Problem requirements :: Repeat each line of the records below exactly.

Data records for software interfaces
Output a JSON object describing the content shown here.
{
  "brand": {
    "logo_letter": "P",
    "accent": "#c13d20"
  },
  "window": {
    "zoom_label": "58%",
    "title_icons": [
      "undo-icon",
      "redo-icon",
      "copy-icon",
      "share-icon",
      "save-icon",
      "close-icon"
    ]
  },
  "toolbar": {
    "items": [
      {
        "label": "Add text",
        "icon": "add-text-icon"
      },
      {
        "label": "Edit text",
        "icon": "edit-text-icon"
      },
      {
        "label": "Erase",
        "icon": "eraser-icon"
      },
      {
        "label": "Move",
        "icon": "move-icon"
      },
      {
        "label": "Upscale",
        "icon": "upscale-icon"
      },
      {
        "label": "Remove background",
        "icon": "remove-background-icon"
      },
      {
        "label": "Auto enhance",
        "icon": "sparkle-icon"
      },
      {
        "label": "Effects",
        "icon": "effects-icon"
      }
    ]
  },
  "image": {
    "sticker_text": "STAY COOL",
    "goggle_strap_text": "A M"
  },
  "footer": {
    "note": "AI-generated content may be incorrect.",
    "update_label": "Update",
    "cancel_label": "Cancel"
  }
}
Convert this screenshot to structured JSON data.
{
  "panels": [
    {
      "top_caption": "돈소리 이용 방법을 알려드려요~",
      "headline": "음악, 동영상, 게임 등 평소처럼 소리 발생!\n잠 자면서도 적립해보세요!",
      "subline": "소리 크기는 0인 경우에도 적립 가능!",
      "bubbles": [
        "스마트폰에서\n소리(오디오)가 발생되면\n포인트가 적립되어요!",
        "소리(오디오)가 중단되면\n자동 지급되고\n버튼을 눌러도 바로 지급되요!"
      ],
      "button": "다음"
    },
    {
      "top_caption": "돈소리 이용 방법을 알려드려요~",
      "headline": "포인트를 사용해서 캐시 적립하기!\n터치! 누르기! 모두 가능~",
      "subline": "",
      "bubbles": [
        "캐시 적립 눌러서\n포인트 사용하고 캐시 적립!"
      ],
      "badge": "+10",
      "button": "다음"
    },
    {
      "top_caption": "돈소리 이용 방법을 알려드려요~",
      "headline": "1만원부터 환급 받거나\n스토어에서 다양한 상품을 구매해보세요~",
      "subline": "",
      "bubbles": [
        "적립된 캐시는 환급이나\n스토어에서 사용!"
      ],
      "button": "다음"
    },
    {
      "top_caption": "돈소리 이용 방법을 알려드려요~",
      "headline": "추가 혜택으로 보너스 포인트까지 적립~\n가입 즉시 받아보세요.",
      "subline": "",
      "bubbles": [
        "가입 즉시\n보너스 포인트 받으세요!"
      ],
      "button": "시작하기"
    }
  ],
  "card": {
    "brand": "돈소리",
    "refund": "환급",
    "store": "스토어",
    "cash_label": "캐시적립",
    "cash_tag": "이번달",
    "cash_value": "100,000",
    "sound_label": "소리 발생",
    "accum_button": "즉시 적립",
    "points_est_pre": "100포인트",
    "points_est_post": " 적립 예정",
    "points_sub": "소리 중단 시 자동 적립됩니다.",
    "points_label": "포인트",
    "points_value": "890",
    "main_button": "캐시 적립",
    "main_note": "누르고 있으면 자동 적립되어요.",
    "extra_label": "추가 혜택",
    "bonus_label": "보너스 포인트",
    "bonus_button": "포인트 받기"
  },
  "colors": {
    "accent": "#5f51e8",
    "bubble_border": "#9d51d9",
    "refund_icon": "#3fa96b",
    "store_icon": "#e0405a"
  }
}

Output ::
Output a JSON object describing the content shown here.
{
  "brand": {
    "logo_letter": "P",
    "accent": "#c13d20"
  },
  "window": {
    "zoom_label": "58%",
    "title_icons": [
      "undo-icon",
      "redo-icon",
      "copy-icon",
      "share-icon",
      "save-icon",
      "close-icon"
    ]
  },
  "toolbar": {
    "items": [
      {
        "label": "Add text",
        "icon": "add-text-icon"
      },
      {
        "label": "Edit text",
        "icon": "edit-text-icon"
      },
      {
        "label": "Erase",
        "icon": "eraser-icon"
      },
      {
        "label": "Move",
        "icon": "move-icon"
      },
      {
        "label": "Upscale",
        "icon": "upscale-icon"
      },
      {
        "label": "Remove background",
        "icon": "remove-background-icon"
      },
      {
        "label": "Auto enhance",
        "icon": "sparkle-icon"
      },
      {
        "label": "Effects",
        "icon": "effects-icon"
      }
    ]
  },
  "image": {
    "sticker_text": "STAY COOL",
    "goggle_strap_text": "A M"
  },
  "footer": {
    "note": "AI-generated content may be incorrect.",
    "update_label": "Update",
    "cancel_label": "Cancel"
  }
}
Convert this screenshot to structured JSON data.
{
  "panels": [
    {
      "top_caption": "돈소리 이용 방법을 알려드려요~",
      "headline": "음악, 동영상, 게임 등 평소처럼 소리 발생!\n잠 자면서도 적립해보세요!",
      "subline": "소리 크기는 0인 경우에도 적립 가능!",
      "bubbles": [
        "스마트폰에서\n소리(오디오)가 발생되면\n포인트가 적립되어요!",
        "소리(오디오)가 중단되면\n자동 지급되고\n버튼을 눌러도 바로 지급되요!"
      ],
      "button": "다음"
    },
    {
      "top_caption": "돈소리 이용 방법을 알려드려요~",
      "headline": "포인트를 사용해서 캐시 적립하기!\n터치! 누르기! 모두 가능~",
      "subline": "",
      "bubbles": [
        "캐시 적립 눌러서\n포인트 사용하고 캐시 적립!"
      ],
      "badge": "+10",
      "button": "다음"
    },
    {
      "top_caption": "돈소리 이용 방법을 알려드려요~",
      "headline": "1만원부터 환급 받거나\n스토어에서 다양한 상품을 구매해보세요~",
      "subline": "",
      "bubbles": [
        "적립된 캐시는 환급이나\n스토어에서 사용!"
      ],
      "button": "다음"
    },
    {
      "top_caption": "돈소리 이용 방법을 알려드려요~",
      "headline": "추가 혜택으로 보너스 포인트까지 적립~\n가입 즉시 받아보세요.",
      "subline": "",
      "bubbles": [
        "가입 즉시\n보너스 포인트 받으세요!"
      ],
      "button": "시작하기"
    }
  ],
  "card": {
    "brand": "돈소리",
    "refund": "환급",
    "store": "스토어",
    "cash_label": "캐시적립",
    "cash_tag": "이번달",
    "cash_value": "100,000",
    "sound_label": "소리 발생",
    "accum_button": "즉시 적립",
    "points_est_pre": "100포인트",
    "points_est_post": " 적립 예정",
    "points_sub": "소리 중단 시 자동 적립됩니다.",
    "points_label": "포인트",
    "points_value": "890",
    "main_button": "캐시 적립",
    "main_note": "누르고 있으면 자동 적립되어요.",
    "extra_label": "추가 혜택",
    "bonus_label": "보너스 포인트",
    "bonus_button": "포인트 받기"
  },
  "colors": {
    "accent": "#5f51e8",
    "bubble_border": "#9d51d9",
    "refund_icon": "#3fa96b",
    "store_icon": "#e0405a"
  }
}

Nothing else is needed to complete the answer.